State Rep. Angel Cruz wants to drug test fellow lawmakers.
State Rep. Angel Cruz is raising the stakes for Pennsylvania's legislators. Bringing forth a bill that would request that his peers were subjected to regular drug tests, Angel Cruz said he wants "to set an example."
Representative of the 180th District of Kensington in North Philadelphia, Cruz is pushing back against lawmakers in Harrisburg who are promoting the testing of citizens who receive government assistance. This push is especially timely, as the U.S. Congress passed a bill that would allow states to require drug testing for those who receive unemployment benefits.
Though the bill, House Bill 620, is especially timely, Cruz has been pushing for similar bills for over 3 years. He stated the idea for the bill came from Puerto Rico and would be a way to keep lawmakers accountable while in office. It would require drug testings within three months and during reelection, a process the legislators would have to pay for themselves.
“They do this at the call of the speaker and the call of the senate president at random,” Cruz told Philadelphia Magazine. “He’ll walk in and say, ‘We’re doing drug testing today.’ It puts the fear of God in everybody,” said Cruz.
This effort, while direct, will also be unpopular as no legislation of its kind is currently popular in any state. Indiana Rep. Heath VanNatter introduced House Bill 1310 with similar provisions and no action. West Virginia State House Delegate Shawn Fluharty submitted a similar bill in the state but with different repercussions. His bill stated that representatives who failed would be barred from casting a vote or receiving their pay. “I think the public expects us to adhere to the rules that we try to legislate,” he told WTRF. “There’s no reason we shouldn’t do it. It’s not going to cost the taxpayers any more money because we’re going to pay for it ourselves.”

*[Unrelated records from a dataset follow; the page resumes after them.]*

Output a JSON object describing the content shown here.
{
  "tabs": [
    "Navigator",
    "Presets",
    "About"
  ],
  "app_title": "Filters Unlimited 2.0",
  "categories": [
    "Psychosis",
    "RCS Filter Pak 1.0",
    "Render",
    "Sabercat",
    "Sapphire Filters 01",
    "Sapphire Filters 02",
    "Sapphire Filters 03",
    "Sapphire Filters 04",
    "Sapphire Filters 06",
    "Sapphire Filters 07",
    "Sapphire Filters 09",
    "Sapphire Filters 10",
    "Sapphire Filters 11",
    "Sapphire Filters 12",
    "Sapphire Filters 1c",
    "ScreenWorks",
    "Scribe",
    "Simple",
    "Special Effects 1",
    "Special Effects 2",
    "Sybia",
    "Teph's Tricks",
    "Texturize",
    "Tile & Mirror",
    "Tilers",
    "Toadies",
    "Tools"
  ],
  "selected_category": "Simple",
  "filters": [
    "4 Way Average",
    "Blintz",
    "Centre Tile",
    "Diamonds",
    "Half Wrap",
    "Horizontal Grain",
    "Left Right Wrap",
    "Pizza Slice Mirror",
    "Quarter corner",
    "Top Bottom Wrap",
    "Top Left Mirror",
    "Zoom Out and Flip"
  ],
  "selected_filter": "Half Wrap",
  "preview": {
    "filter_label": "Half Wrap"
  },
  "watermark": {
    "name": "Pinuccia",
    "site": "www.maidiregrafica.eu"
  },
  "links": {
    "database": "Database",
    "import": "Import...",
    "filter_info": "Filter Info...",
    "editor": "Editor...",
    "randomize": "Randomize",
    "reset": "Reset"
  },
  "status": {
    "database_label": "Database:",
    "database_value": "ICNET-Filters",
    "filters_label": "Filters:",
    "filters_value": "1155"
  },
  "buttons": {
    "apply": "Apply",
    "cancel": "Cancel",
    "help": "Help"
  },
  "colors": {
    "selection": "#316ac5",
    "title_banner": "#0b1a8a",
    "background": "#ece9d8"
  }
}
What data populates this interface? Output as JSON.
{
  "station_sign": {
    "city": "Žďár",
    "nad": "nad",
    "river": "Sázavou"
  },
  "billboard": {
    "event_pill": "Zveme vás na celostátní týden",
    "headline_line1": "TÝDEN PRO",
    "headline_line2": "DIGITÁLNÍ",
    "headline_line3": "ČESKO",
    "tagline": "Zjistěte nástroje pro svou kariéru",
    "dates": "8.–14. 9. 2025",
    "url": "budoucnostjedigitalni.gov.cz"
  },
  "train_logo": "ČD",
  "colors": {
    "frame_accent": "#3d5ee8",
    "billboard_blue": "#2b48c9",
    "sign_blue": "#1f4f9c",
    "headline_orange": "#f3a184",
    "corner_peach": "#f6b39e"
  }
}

Cruz says he’s only in favor of drug testing for public assistance benefits if everyone is tested, including elected officials.
“If you’re going to do that, it should go clear across the board, everybody,” he says. “Lawmakers — and everybody that takes any kind of assistance or whatever — we want to make sure that we’re not supporting their drug habits.”